Myanmar’s military rulers have shut down the country’s internet as thousands of people joined the largest rally yet against Monday’s coup.
A near-total internet blackout is in effect with connectivity falling to 16% of ordinary levels, said the monitoring group NetBlocks Internet Observatory.
In the main city, Yangon, crowds chanted “Military dictator, fail, fail; Democracy, win, win”.
Police with riot shields have blocked the main roads into the city centre.
The internet shutdown happened hours after the military had blocked access to Twitter and Instagram to stop people mobilising for protests. Facebook had been banned a day earlier.
Many users had evaded the restrictions on social media by using virtual private networks (VPNs) but the more general blackout severely disrupted that.
Civil society organisations urged internet providers and mobile networks to challenge the blackout order, Reuters news agency reports. Human rights group Amnesty International called the shutdown “heinous and reckless”.
The military has not commented. It temporarily blocked access to the internet following the coup on 1 February.
On Saturday morning, protesters including factory workers and young students called for the release of those detained by the army, including elected leader Aung San Suu Kyi.
They marched through the streets of Yangon as city buses sounded their horns in support. Bystanders flashed the three-finger Hunger Games salute, which has become a symbol of defiance against authoritarianism in the region.
Demonstrators gave police roses and bottles of drinking water, calling on them to support the people not the new regime.
“We’re here to fight for our next generation, to free them from a military dictatorship,” one woman at the rally told Agence France-Presse. “We have to end it now.”
Myanmar – also known as Burma – has remained mostly calm in the aftermath of the coup, and there were no immediate reports of violence after Saturday’s protests. More demonstrations were expected to be held later.
The military authorities are hunkered down in the capital, Nay Pyi Daw, and have so far avoided direct engagement with the protesters.
The BBC’s Nyein Chan in Yangon says the Burmese know very well the violent crackdowns that the military is capable of. The country was ruled by an oppressive military government from 1962 to 2011.
But now that people have had time to digest what is happening, they are finding different ways to get their voices heard, our correspondent says.
Ms Suu Kyi is under house arrest, according to her lawyer. Police documents show she is accused of illegally importing and using communications equipment – walkie-talkies – at her home in the capital.

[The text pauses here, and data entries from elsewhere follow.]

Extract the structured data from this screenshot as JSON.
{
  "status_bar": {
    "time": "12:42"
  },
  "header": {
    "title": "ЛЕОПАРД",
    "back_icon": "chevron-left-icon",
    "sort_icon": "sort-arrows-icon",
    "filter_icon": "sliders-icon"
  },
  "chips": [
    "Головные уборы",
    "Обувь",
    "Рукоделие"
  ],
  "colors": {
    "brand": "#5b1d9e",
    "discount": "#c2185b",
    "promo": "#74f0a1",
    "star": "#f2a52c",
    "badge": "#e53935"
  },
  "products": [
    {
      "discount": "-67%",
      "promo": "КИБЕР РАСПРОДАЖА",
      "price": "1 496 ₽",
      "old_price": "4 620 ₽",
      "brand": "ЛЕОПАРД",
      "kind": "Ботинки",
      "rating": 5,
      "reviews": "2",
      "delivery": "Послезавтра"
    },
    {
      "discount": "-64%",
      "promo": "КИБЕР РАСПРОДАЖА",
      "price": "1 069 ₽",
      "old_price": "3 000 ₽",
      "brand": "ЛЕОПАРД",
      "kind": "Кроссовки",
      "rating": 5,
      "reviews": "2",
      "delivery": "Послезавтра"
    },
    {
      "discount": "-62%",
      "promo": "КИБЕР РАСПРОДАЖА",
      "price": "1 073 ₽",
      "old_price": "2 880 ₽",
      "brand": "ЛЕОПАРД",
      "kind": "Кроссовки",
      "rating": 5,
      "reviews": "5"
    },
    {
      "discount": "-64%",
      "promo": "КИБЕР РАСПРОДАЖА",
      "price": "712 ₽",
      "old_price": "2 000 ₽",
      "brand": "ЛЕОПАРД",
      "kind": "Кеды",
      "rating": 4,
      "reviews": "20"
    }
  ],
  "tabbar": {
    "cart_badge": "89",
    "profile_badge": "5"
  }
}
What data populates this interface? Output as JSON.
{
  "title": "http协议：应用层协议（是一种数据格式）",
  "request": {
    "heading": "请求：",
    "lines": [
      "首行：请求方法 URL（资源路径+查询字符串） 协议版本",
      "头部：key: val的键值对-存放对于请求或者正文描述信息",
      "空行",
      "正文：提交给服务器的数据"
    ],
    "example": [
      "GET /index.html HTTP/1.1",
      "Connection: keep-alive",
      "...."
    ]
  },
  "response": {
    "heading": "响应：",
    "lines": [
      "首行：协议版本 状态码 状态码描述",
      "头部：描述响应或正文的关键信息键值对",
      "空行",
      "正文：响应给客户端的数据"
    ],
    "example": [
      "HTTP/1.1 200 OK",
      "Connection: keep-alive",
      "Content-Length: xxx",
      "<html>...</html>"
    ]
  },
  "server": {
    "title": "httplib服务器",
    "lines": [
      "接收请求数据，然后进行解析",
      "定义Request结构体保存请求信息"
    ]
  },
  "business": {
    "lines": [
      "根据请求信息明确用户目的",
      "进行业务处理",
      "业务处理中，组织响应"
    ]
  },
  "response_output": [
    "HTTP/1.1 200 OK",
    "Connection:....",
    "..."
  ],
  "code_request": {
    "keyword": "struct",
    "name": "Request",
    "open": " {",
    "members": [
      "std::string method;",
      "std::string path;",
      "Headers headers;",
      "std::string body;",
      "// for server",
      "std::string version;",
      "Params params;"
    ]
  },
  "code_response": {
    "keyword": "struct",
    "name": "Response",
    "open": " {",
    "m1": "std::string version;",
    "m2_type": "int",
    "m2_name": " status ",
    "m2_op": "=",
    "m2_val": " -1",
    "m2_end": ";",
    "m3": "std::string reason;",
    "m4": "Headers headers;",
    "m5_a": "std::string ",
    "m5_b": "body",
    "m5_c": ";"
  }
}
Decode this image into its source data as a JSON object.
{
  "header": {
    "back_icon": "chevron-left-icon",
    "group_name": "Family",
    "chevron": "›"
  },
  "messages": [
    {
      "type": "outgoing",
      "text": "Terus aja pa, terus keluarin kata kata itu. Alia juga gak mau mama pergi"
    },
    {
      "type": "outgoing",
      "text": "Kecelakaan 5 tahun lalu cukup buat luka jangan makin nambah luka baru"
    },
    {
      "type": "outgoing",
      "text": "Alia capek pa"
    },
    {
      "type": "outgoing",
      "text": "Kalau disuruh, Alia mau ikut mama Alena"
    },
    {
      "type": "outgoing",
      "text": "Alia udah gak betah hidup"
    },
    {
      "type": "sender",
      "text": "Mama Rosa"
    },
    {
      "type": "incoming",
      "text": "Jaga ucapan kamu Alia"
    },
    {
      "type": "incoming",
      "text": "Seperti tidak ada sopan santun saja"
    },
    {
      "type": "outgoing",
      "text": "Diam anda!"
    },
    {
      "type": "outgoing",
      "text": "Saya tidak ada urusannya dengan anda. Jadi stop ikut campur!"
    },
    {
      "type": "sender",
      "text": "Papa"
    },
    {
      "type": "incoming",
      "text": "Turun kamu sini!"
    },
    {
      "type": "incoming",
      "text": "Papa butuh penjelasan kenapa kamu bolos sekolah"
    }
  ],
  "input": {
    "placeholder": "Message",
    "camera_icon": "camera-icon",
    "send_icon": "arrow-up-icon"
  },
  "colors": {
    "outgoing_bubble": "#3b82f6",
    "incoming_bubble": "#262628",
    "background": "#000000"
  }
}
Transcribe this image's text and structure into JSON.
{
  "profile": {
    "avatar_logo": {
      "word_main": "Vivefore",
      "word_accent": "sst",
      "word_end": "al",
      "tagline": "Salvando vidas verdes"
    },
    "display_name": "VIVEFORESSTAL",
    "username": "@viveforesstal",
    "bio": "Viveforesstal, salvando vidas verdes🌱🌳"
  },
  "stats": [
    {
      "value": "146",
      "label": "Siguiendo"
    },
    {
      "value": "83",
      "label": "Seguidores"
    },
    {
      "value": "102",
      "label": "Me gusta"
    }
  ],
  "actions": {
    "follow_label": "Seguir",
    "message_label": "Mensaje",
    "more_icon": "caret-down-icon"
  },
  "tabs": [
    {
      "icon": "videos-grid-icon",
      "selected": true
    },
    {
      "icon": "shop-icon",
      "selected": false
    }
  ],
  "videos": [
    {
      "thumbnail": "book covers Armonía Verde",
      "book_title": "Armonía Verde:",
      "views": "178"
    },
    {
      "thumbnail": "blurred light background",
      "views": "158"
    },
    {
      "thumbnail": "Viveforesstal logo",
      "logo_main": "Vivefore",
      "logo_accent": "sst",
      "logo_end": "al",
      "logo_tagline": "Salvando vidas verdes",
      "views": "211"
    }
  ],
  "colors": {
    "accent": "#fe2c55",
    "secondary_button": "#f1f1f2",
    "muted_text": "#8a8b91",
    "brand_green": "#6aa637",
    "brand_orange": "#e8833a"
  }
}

Meanwhile, an Australian academic, who was an economic adviser to Ms Suu Kyi, was detained in Yangon. Sean Turnell told the BBC he had been confined to his hotel and did not know what he might be charged with.